START DATA FOR REVIEW

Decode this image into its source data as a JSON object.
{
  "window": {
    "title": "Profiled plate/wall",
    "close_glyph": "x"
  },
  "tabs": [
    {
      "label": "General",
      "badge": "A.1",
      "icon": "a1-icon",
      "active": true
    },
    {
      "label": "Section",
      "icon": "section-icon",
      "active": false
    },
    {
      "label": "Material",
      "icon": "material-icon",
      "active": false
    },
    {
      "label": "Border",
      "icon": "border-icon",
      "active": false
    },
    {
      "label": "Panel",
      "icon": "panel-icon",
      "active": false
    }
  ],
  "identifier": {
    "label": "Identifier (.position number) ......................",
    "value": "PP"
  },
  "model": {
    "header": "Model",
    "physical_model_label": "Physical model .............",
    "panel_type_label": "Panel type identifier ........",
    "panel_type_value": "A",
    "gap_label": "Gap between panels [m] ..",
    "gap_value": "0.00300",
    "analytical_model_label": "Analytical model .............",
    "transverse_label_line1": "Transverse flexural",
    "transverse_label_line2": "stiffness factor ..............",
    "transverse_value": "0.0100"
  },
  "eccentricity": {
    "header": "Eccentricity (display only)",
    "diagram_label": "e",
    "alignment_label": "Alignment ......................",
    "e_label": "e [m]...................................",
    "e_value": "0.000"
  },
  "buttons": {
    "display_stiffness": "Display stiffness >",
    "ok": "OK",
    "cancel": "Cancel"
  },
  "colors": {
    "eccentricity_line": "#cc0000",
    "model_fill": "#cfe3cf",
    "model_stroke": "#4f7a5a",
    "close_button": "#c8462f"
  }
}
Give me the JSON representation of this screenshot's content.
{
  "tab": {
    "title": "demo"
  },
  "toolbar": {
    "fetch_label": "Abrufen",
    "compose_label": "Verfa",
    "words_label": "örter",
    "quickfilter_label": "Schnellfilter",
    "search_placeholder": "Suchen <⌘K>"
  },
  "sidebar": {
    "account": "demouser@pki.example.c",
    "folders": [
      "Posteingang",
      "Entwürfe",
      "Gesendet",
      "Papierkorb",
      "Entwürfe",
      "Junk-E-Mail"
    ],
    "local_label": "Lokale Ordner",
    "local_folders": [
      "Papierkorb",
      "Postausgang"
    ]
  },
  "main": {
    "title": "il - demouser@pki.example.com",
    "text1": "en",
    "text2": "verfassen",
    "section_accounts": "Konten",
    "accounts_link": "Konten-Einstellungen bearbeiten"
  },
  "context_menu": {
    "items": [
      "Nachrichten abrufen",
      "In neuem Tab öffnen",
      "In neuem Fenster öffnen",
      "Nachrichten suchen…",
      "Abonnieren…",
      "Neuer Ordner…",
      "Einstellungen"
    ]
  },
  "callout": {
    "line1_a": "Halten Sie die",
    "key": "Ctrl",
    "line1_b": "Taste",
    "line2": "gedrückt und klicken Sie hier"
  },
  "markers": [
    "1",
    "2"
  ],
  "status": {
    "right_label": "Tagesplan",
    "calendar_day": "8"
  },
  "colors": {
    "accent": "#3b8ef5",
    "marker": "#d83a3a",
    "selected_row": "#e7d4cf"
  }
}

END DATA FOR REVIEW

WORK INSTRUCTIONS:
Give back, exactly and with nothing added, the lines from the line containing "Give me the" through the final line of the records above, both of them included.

RESULT:
Give me the JSON representation of this screenshot's content.
{
  "tab": {
    "title": "demo"
  },
  "toolbar": {
    "fetch_label": "Abrufen",
    "compose_label": "Verfa",
    "words_label": "örter",
    "quickfilter_label": "Schnellfilter",
    "search_placeholder": "Suchen <⌘K>"
  },
  "sidebar": {
    "account": "demouser@pki.example.c",
    "folders": [
      "Posteingang",
      "Entwürfe",
      "Gesendet",
      "Papierkorb",
      "Entwürfe",
      "Junk-E-Mail"
    ],
    "local_label": "Lokale Ordner",
    "local_folders": [
      "Papierkorb",
      "Postausgang"
    ]
  },
  "main": {
    "title": "il - demouser@pki.example.com",
    "text1": "en",
    "text2": "verfassen",
    "section_accounts": "Konten",
    "accounts_link": "Konten-Einstellungen bearbeiten"
  },
  "context_menu": {
    "items": [
      "Nachrichten abrufen",
      "In neuem Tab öffnen",
      "In neuem Fenster öffnen",
      "Nachrichten suchen…",
      "Abonnieren…",
      "Neuer Ordner…",
      "Einstellungen"
    ]
  },
  "callout": {
    "line1_a": "Halten Sie die",
    "key": "Ctrl",
    "line1_b": "Taste",
    "line2": "gedrückt und klicken Sie hier"
  },
  "markers": [
    "1",
    "2"
  ],
  "status": {
    "right_label": "Tagesplan",
    "calendar_day": "8"
  },
  "colors": {
    "accent": "#3b8ef5",
    "marker": "#d83a3a",
    "selected_row": "#e7d4cf"
  }
}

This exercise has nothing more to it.